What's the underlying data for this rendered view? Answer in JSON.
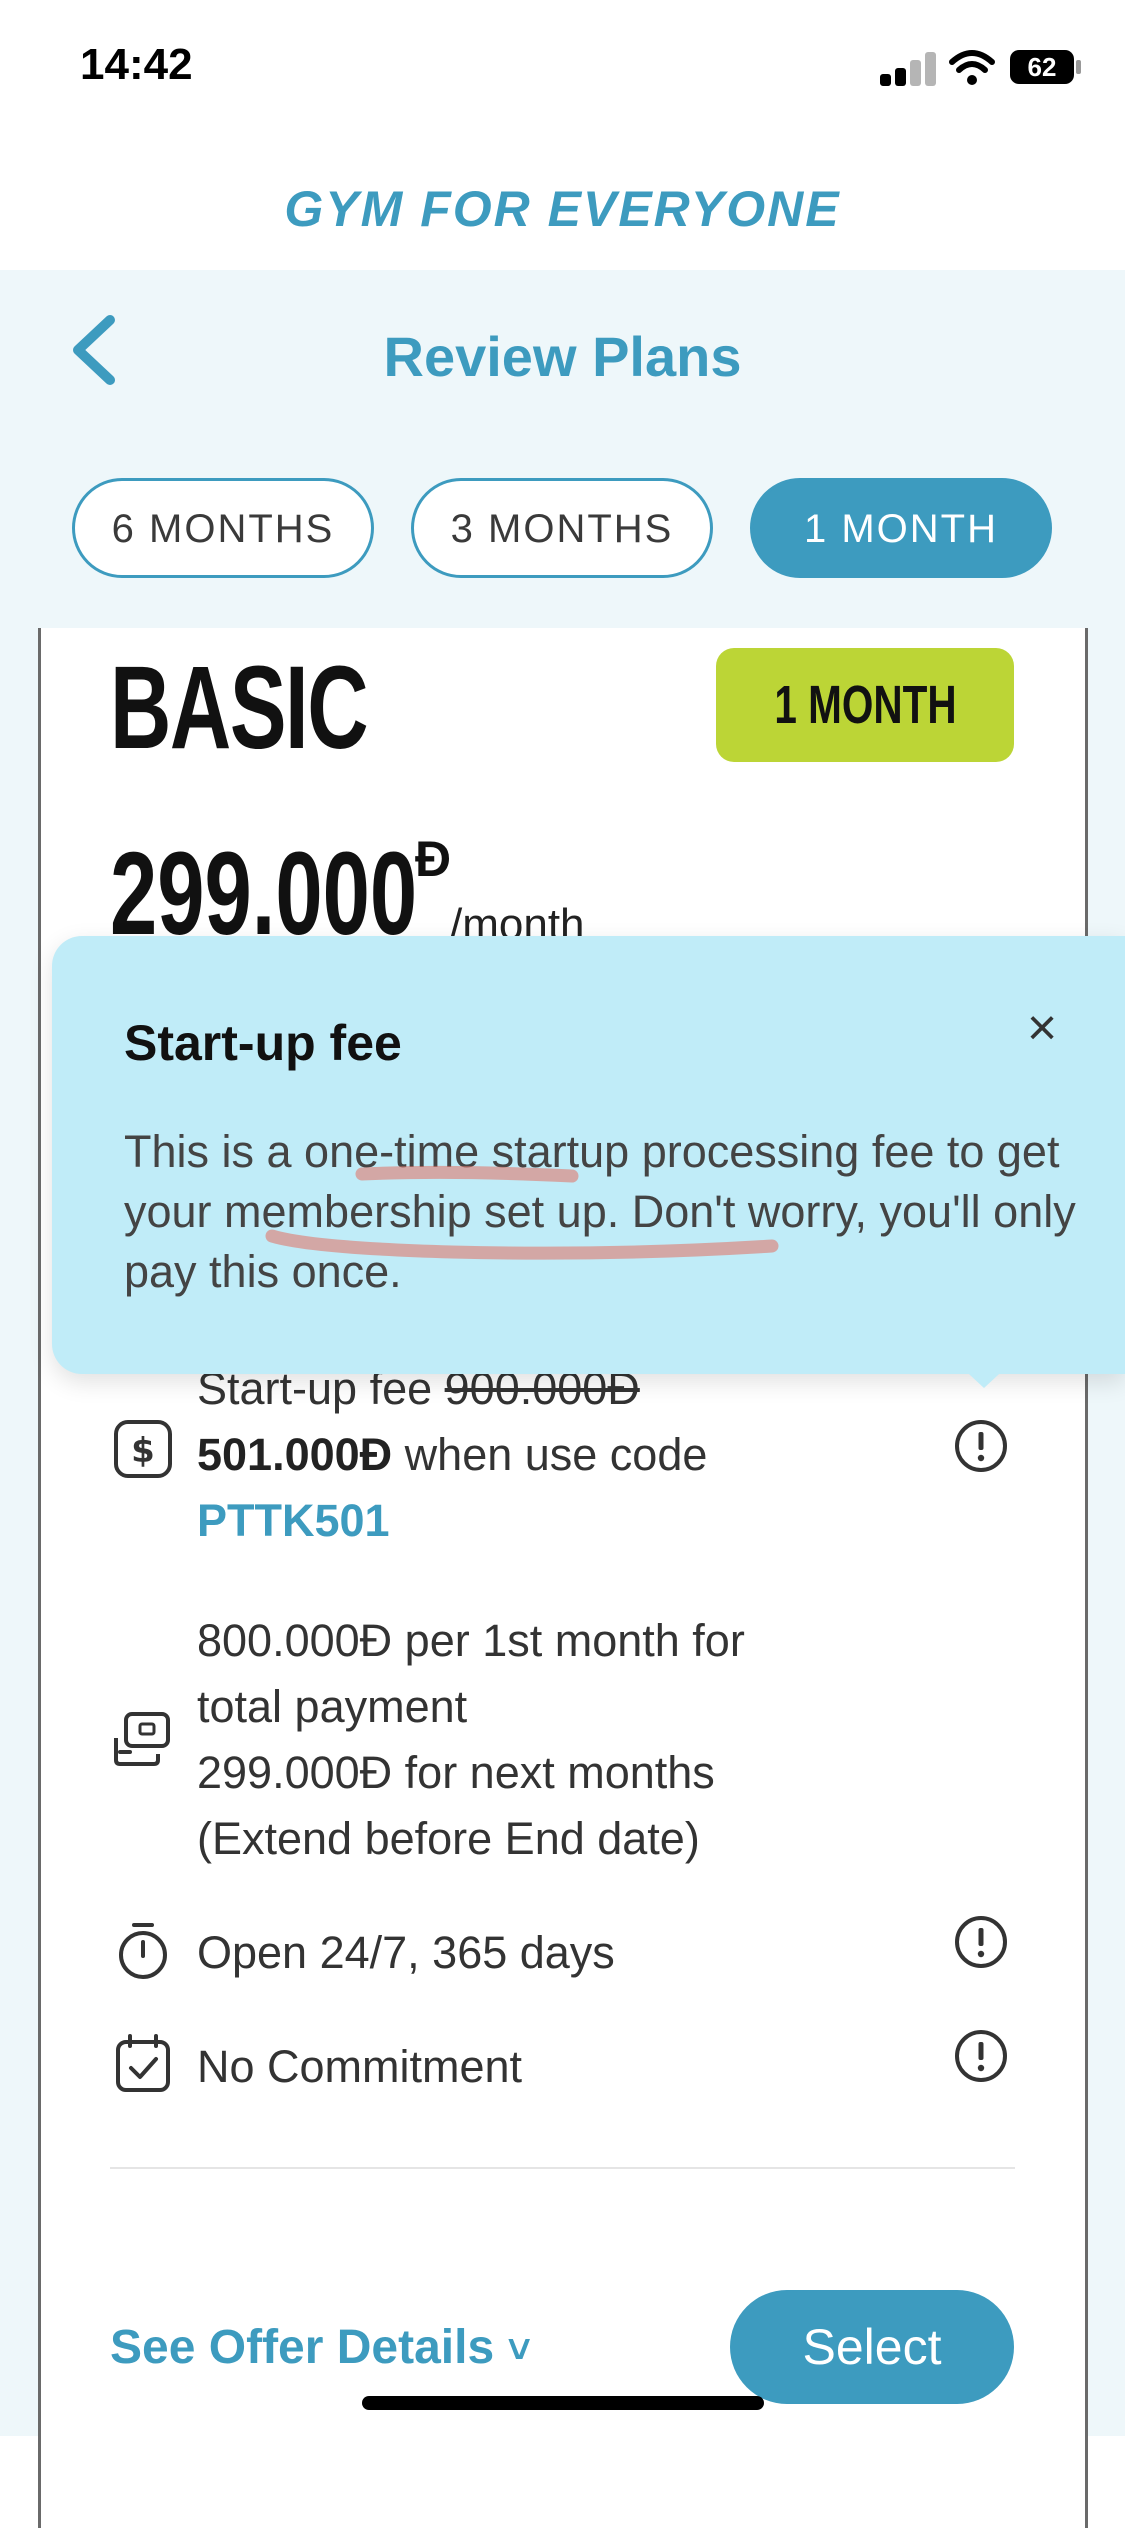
{
  "status_bar": {
    "time": "14:42",
    "battery": "62"
  },
  "brand": {
    "title": "GYM FOR EVERYONE"
  },
  "header": {
    "title": "Review Plans"
  },
  "tabs": [
    {
      "label": "6 MONTHS",
      "active": false
    },
    {
      "label": "3 MONTHS",
      "active": false
    },
    {
      "label": "1 MONTH",
      "active": true
    }
  ],
  "plan": {
    "name": "BASIC",
    "badge": "1 MONTH",
    "price": "299.000",
    "currency": "Đ",
    "unit": "/month"
  },
  "features": {
    "startup_prefix": "Start-up fee ",
    "startup_old": "900.000Đ",
    "startup_new": "501.000Đ",
    "startup_mid": " when use code",
    "startup_code": "PTTK501",
    "payment_lines": [
      "800.000Đ per 1st month for",
      "total payment",
      "299.000Đ for next months",
      "(Extend before End date)"
    ],
    "open_hours": "Open 24/7, 365 days",
    "commitment": "No Commitment"
  },
  "footer": {
    "offer_link": "See Offer Details",
    "offer_chevron": "˅",
    "select_label": "Select"
  },
  "tooltip": {
    "title": "Start-up fee",
    "close": "×",
    "body": "This is a one-time startup processing fee to get your membership set up. Don't worry, you'll only pay this once."
  },
  "colors": {
    "brand": "#3d9bbf",
    "badge": "#bcd536",
    "tooltip_bg": "#c0ecf8",
    "page_bg": "#eef7fa",
    "annotation": "#e07a6e"
  },
  "icons": [
    "back-chevron-icon",
    "dollar-icon",
    "payment-card-icon",
    "stopwatch-icon",
    "calendar-check-icon",
    "info-icon",
    "close-icon",
    "chevron-down-icon",
    "signal-icon",
    "wifi-icon",
    "battery-icon"
  ]
}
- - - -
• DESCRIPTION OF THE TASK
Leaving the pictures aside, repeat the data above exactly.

• EXPECTED ANSWER
What's the underlying data for this rendered view? Answer in JSON.
{
  "status_bar": {
    "time": "14:42",
    "battery": "62"
  },
  "brand": {
    "title": "GYM FOR EVERYONE"
  },
  "header": {
    "title": "Review Plans"
  },
  "tabs": [
    {
      "label": "6 MONTHS",
      "active": false
    },
    {
      "label": "3 MONTHS",
      "active": false
    },
    {
      "label": "1 MONTH",
      "active": true
    }
  ],
  "plan": {
    "name": "BASIC",
    "badge": "1 MONTH",
    "price": "299.000",
    "currency": "Đ",
    "unit": "/month"
  },
  "features": {
    "startup_prefix": "Start-up fee ",
    "startup_old": "900.000Đ",
    "startup_new": "501.000Đ",
    "startup_mid": " when use code",
    "startup_code": "PTTK501",
    "payment_lines": [
      "800.000Đ per 1st month for",
      "total payment",
      "299.000Đ for next months",
      "(Extend before End date)"
    ],
    "open_hours": "Open 24/7, 365 days",
    "commitment": "No Commitment"
  },
  "footer": {
    "offer_link": "See Offer Details",
    "offer_chevron": "˅",
    "select_label": "Select"
  },
  "tooltip": {
    "title": "Start-up fee",
    "close": "×",
    "body": "This is a one-time startup processing fee to get your membership set up. Don't worry, you'll only pay this once."
  },
  "colors": {
    "brand": "#3d9bbf",
    "badge": "#bcd536",
    "tooltip_bg": "#c0ecf8",
    "page_bg": "#eef7fa",
    "annotation": "#e07a6e"
  },
  "icons": [
    "back-chevron-icon",
    "dollar-icon",
    "payment-card-icon",
    "stopwatch-icon",
    "calendar-check-icon",
    "info-icon",
    "close-icon",
    "chevron-down-icon",
    "signal-icon",
    "wifi-icon",
    "battery-icon"
  ]
}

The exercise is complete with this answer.